I just watched Lars and the Real Girl [PG13]. It’s about this painfully introverted guy Lars who buys a life-sized doll and falls in love with her. Sounds weird, huh? Well, it is a bit, but it’s also really beautiful. It’s not really the story of his love for “Bianca” but about his small town’s love for him. He’s obviously delusional (thinking that “Bianca” talks to him and has a whole other life) but they go along with it. It’s very funny at times—the moment he introduces her to his family is priceless, mostly because you’re cringing the whole time. It’s dark humor about how even a lie can bring joy.

And that’s what I want to say to people who doubt what I put my faith in. Greater minds than mine have tried to prove the existence of God so I won’t try here. But I do want to say that the joy that “Bianca” brings to this small town and the community Lars experiences are so very real. Who’s to say that “Bianca” isn’t real, too?
Maybe truth comes in different and surprising packages. My experience of the world tells me that God is not a lie, that the comfort and challenge I find at church are not false but deeply true. Others may look into my life and say it’s all a delusion, but to me, the beauty and ugliness of the entire story are Truth.
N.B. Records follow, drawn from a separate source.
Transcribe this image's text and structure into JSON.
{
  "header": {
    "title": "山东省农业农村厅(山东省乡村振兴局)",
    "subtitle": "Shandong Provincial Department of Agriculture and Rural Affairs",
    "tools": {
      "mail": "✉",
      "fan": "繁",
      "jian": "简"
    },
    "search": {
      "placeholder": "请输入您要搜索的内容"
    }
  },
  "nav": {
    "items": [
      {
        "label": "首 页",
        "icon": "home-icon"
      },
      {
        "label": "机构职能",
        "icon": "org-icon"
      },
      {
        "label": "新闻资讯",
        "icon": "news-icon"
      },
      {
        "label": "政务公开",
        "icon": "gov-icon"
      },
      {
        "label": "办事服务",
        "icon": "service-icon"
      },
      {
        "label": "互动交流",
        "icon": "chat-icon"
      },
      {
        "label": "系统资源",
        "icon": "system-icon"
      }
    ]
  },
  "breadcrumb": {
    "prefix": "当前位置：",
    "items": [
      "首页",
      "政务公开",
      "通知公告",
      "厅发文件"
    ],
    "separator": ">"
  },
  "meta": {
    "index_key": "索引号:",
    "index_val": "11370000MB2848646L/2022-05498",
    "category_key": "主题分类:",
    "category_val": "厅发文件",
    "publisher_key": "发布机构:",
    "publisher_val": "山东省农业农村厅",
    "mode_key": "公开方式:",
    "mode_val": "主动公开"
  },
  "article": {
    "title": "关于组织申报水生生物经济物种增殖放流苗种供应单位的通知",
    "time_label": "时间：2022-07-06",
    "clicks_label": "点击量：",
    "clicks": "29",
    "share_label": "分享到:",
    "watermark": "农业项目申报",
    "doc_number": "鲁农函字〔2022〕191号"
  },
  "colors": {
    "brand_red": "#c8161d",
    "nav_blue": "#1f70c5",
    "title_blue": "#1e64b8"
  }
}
Book Thoughts

The Tipping Point: How Little Things Can Make a Big Difference by Malcolm Gladwell

Trends, social change, crime, marketing, suicide--they're all epidemics. They all begin with something seemingly insignificant and rise (or shrink) exponentially until they "tip." Kind of like water reaching the boiling point. The concept of a social epidemic makes a lot of sense to me. Christianity would not have caught on except for some contagious behavior by a few people. Groups form around ideas because of the contagious behavior of cool, connected people. Look at the Crocs trend if you don't believe me. A few beach bums wore them on the West Coast and now suddenly everyone and their sister has a pair.
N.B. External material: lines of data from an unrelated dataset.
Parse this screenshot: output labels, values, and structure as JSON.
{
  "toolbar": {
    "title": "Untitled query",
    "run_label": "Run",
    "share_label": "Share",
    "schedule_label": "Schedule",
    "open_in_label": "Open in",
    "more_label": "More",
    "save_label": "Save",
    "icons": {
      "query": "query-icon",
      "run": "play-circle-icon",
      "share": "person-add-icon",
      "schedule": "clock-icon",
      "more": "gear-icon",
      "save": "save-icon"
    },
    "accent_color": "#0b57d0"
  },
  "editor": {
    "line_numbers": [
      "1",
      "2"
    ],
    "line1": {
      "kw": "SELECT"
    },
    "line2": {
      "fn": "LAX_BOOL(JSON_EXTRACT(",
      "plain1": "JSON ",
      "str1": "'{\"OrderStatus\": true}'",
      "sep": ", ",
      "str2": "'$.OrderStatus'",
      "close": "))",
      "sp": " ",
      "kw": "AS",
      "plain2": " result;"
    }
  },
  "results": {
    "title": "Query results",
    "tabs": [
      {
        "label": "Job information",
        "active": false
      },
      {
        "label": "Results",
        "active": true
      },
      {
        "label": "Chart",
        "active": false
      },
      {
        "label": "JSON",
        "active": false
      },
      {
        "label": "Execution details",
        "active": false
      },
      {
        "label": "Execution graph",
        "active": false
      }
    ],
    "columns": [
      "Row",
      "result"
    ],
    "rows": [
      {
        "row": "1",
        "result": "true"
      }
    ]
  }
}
Gladwell talks about the people who effect these changes: Mavens, Connectors, and Salesmen. He talks about Stickiness--how to get your message to stick in people's minds and behavior. He talks about Context--people do or don't do things based mostly around what their environment looks like, not rationality.

Fascinating book and well worth the read. I'm still marinating on it but here's the thing: it's true. Like Johnny Cash sings the truth. Like you feel at the end of Life is Beautiful. I completely resonate with Gladwell's points, and I can't help thinking how to leverage them into my ministry.